There are questions that make us smarter and there are questions that make us obtuse by forcing our thoughts on the wrong track. The headline question is on everybody's mind, but probably it doesn't help us to go anywhere. It is first-level thinking and leaves the problem exactly where it is: a rather animated discussion, based on adventurous projections which have been extrapolated out of past results, as well as on common places regarding the power of scale, the disruptive power of the Internet, the death of traditional retailers, Amazon (AMZN) being "new economy," Wal-Mart (WMT) being "old economy" etc., etc.
The difference between first- and second-level thinking is explained by famous investor Howard Marks in his book "The Most Important Thing: Uncommon Sense for the Thoughtful Investor":
First-level thinking says, "It's a good company, let's buy the stock." Second-level thinking says, "It's a good company, but everyone thinks it's a great company, and it's not. So the stock's overrated and overpriced; let's sell.
So why is the headline question first-level thinking? - Because it seems to ignore a few facts:
A) It is not necessary to be the winner in order to be a good investment.
B) A company could be the winner, but still be a terrible investment.
C) This is no football game. Maybe neither of both will win, competition will continue, other companies will enter the arena, dynamics will change.
Here are the consequences of these considerations:
1) Probably (as investors) we don't really need to answer the headline question.
2) We should rather think about possible competitive dynamics that could rearrange the playing field all together.
3) We should focus on what we know. We should not base our decisions on fantasies about things we can't know for sure.
#2 is terribly complicated, which is probably the reason why everybody prefers to continue with the lazy "football game" interpretation of the problem.
#3 brings us to another myth: Even most of those investors that totally ignore #2, believe that investing in a business requires to make projections about its future. (I hear an uproar.) Well, in my opinion it does not.
At one of Berkshire Hathaway's (BRK.A) (BRK.B) annual meetings, Warren Buffett and Charlie Munger explained their ideal investment to be like shooting fish in a barrel, but after the barrel has been drained and the fish have quit flopping. And in a famous video, Alice Schroeder explains that Buffett does not make projections. (If you want to dig deeper, here is a good article on the subject by fellow Seeking Alpha contributor Todd Kenyon.)
Before we solve the enigma, let's think about Amazon: How can this stock be an investment as easy and guaranteed as "like shooting fish in a barrel, but after the barrel has been drained and the fish have quit flopping"?
Here are a few facts about Amazon:
- It is the Internet retailer with the largest operations worldwide.
- It does not make profits.
- It enjoys a favorable tax treatment that likely won't last forever.
- It can compete almost only on price.
- For many years, it has vacuumed up sales from traditional retailers, forcing them to close or to transfer their shops on the Amazon platform (paying fees).
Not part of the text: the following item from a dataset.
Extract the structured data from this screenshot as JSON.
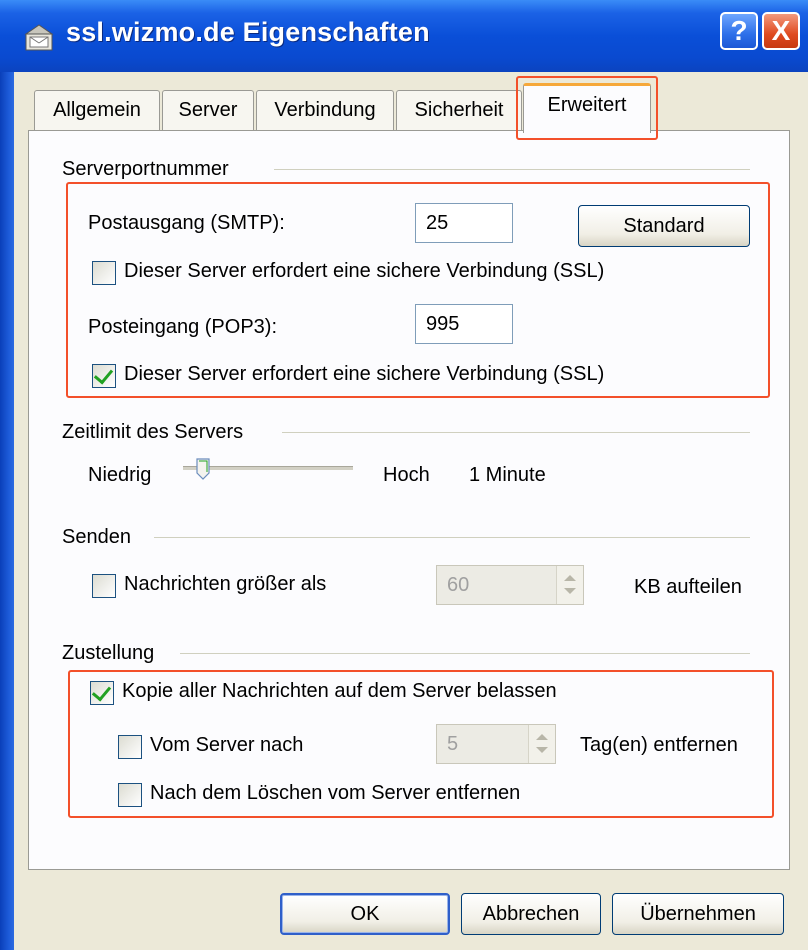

- Many see a potential monopoly in Amazon. Regulators probably won't allow it at long last (if competition alone does not manage to make a dent).
Amazon certainly is an exciting story and has a huge potential. However, as an investment this is a swimming, very lively fish. There are lots of things moving. Any assumption related to future profits must be based on projections about the future trajectory of the business, its competitors, and its technological framework. Maybe I'm not smart enough, maybe I don't understand how to make a stone-dead fish out of this situation.
As far as Wal-Mart is concerned, here are some basic facts:
- It's the traditional retailer with the largest operations worldwide (with almost 7 times Amazon's sales).
- It enjoys one of the highest profit margins in the industry.
- It has a physical store network second to none and can compete on price, service and proximity to its customers.
- Wal-Mart certainly has a shot in online competition.
- As I have exhaustively explained in a series of articles (Reading Between The Lines Of Wal-Mart's Accounts - Part I - Part II - Part III), Wal-Mart does not need to grow in order to provide decent returns to its investors.
Maybe you start seeing a fish in an empty barrel?
However, I hear the objections: Amazon and Wal-Mart are certainly two very different stocks with a very different set of investors. The former are looking for growth and a quickly rising stock price, the latter prefer the proven, slowly growing steadiness of a dividend stock, which they deem to be perfect for income or retirement. Hence, instead of an answer to our headline question, I will formulate a different question, which in my opinion is more useful for investors:
Will Wal-Mart and Amazon live up to their investors' expectations at current prices?
In the case of Wal-Mart, in my opinion there is a strong probability that investors will not be disappointed; in the case of Amazon I'm not so sure. And being a retiree I'd rather go for the sure things.